Copy every line of the entries that includes the word "JSON".

START DATASET RECORDS

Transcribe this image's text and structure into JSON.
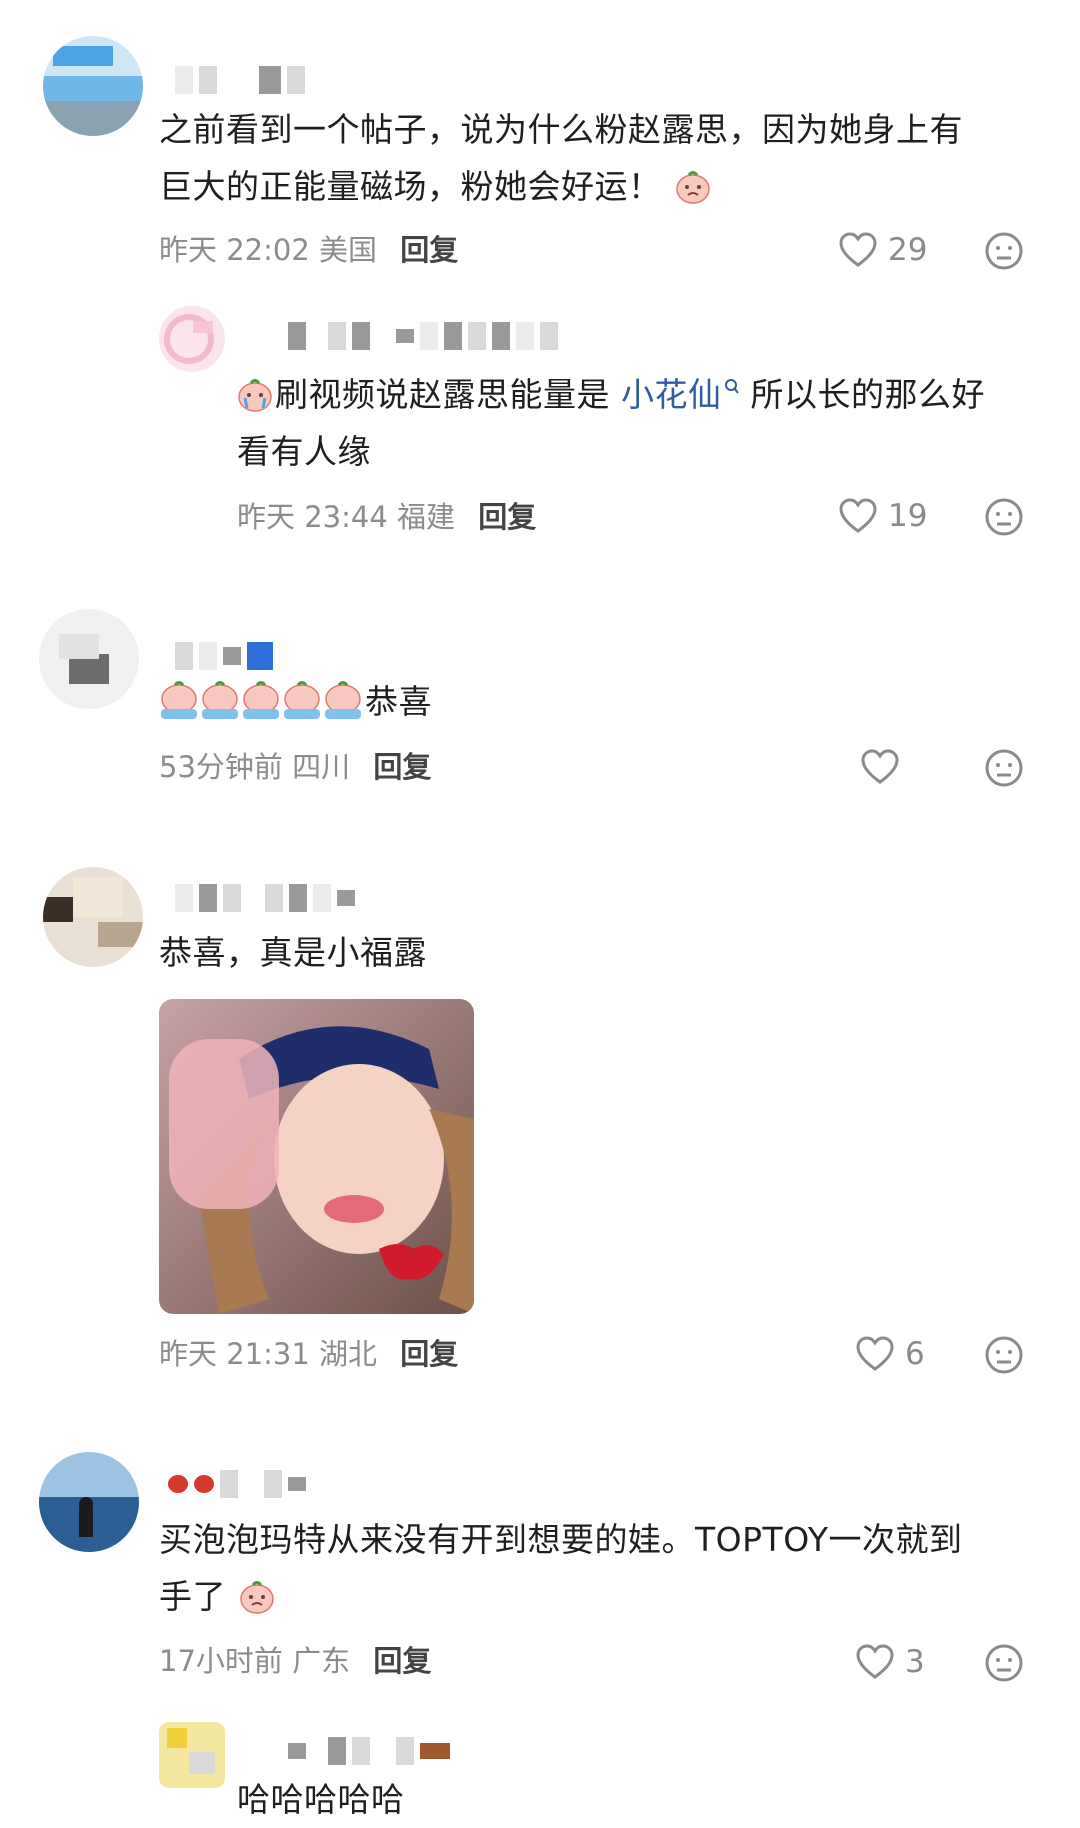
{
  "comments": [
    {
      "text_line1": "之前看到一个帖子，说为什么粉赵露思，因为她身上有",
      "text_line2": "巨大的正能量磁场，粉她会好运！",
      "time": "昨天 22:02",
      "location": "美国",
      "reply_label": "回复",
      "likes": "29"
    },
    {
      "text_pre": "刷视频说赵露思能量是",
      "text_link": "小花仙",
      "text_post": "所以长的那么好",
      "text_line2": "看有人缘",
      "time": "昨天 23:44",
      "location": "福建",
      "reply_label": "回复",
      "likes": "19"
    },
    {
      "text": "恭喜",
      "time": "53分钟前",
      "location": "四川",
      "reply_label": "回复",
      "likes": ""
    },
    {
      "text": "恭喜，真是小福露",
      "time": "昨天 21:31",
      "location": "湖北",
      "reply_label": "回复",
      "likes": "6"
    },
    {
      "text_line1": "买泡泡玛特从来没有开到想要的娃。TOPTOY一次就到",
      "text_line2": "手了",
      "time": "17小时前",
      "location": "广东",
      "reply_label": "回复",
      "likes": "3"
    },
    {
      "text": "哈哈哈哈哈"
    }
  ],
  "icons": {
    "like": "heart-outline-icon",
    "dislike": "neutral-face-icon",
    "emoji": "peach-cry-emoji",
    "search_hint": "search-link-icon"
  },
  "colors": {
    "link": "#2f5d9f",
    "meta": "#8c8c8c",
    "text": "#1f1f1f"
  }
}
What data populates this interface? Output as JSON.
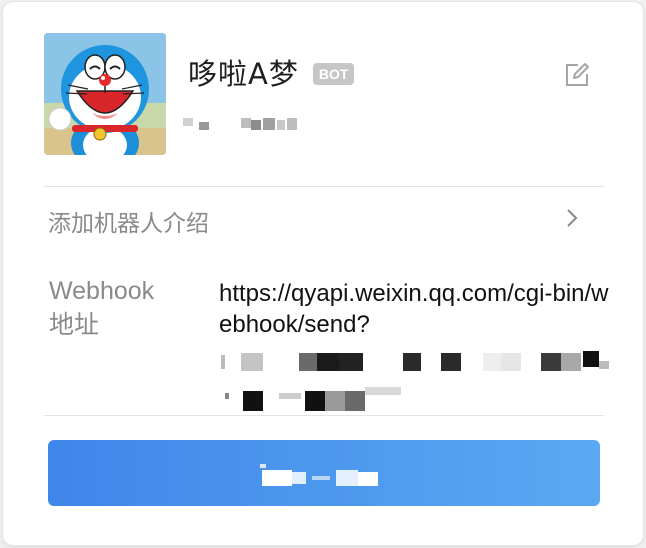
{
  "bot": {
    "name": "哆啦A梦",
    "badge": "BOT"
  },
  "intro": {
    "label": "添加机器人介绍"
  },
  "webhook": {
    "label_line1": "Webhook",
    "label_line2": "地址",
    "url_visible": "https://qyapi.weixin.qq.com/cgi-bin/webhook/send?"
  },
  "icons": {
    "edit": "edit-icon",
    "chevron": "chevron-right-icon"
  },
  "colors": {
    "button_start": "#3f86ea",
    "button_end": "#5aa9f2",
    "badge_bg": "#c6c6c6",
    "muted_text": "#8a8a8a"
  }
}
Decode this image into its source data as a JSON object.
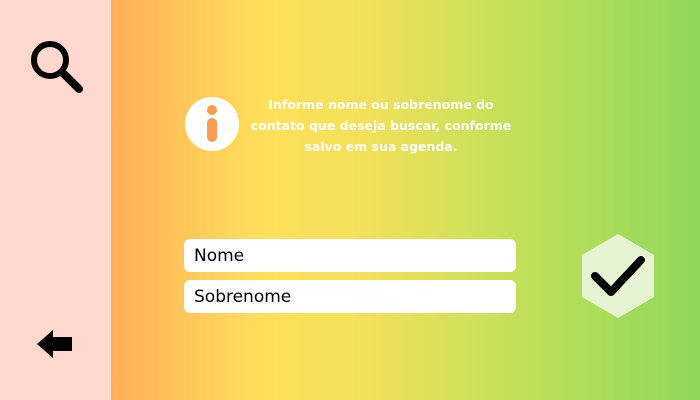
{
  "sidebar": {
    "search_icon": "search-icon",
    "back_icon": "arrow-left-icon",
    "background": "#ffd8cf"
  },
  "info": {
    "icon": "info-icon",
    "message": "Informe nome ou sobrenome do contato que deseja buscar, conforme salvo em sua agenda."
  },
  "form": {
    "name_placeholder": "Nome",
    "surname_placeholder": "Sobrenome"
  },
  "confirm": {
    "icon": "checkmark-icon",
    "background": "#e6f4d4"
  },
  "colors": {
    "gradient_start": "#ff8f56",
    "gradient_mid": "#ffe05a",
    "gradient_end": "#8fd85a",
    "text": "#ffffff"
  }
}
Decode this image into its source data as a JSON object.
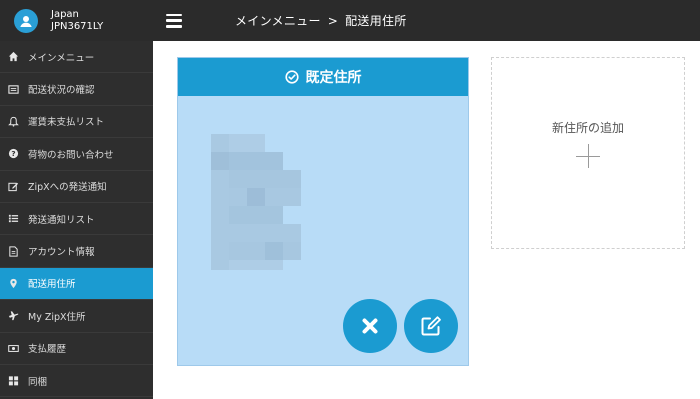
{
  "profile": {
    "country": "Japan",
    "id": "JPN3671LY"
  },
  "header": {
    "crumb_root": "メインメニュー",
    "separator": ">",
    "crumb_current": "配送用住所"
  },
  "sidebar": {
    "items": [
      {
        "label": "メインメニュー",
        "icon": "home-icon"
      },
      {
        "label": "配送状況の確認",
        "icon": "list-box-icon"
      },
      {
        "label": "運賃未支払リスト",
        "icon": "bell-icon"
      },
      {
        "label": "荷物のお問い合わせ",
        "icon": "question-circle-icon"
      },
      {
        "label": "ZipXへの発送通知",
        "icon": "edit-icon"
      },
      {
        "label": "発送通知リスト",
        "icon": "list-icon"
      },
      {
        "label": "アカウント情報",
        "icon": "document-icon"
      },
      {
        "label": "配送用住所",
        "icon": "map-pin-icon",
        "active": true
      },
      {
        "label": "My ZipX住所",
        "icon": "plane-icon"
      },
      {
        "label": "支払履歴",
        "icon": "money-icon"
      },
      {
        "label": "同梱",
        "icon": "grid-icon"
      }
    ]
  },
  "default_address": {
    "title": "既定住所"
  },
  "new_address": {
    "label": "新住所の追加"
  },
  "colors": {
    "accent": "#1b9bd1",
    "card_bg": "#b8dcf7",
    "sidebar_bg": "#2e2e2e"
  }
}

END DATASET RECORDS

RESULT FOR THIS TASK
Transcribe this image's text and structure into JSON.
What data populates this interface? Output as JSON.
Decode this image into its source data as a JSON object.
Decode this image into its source data as a JSON object.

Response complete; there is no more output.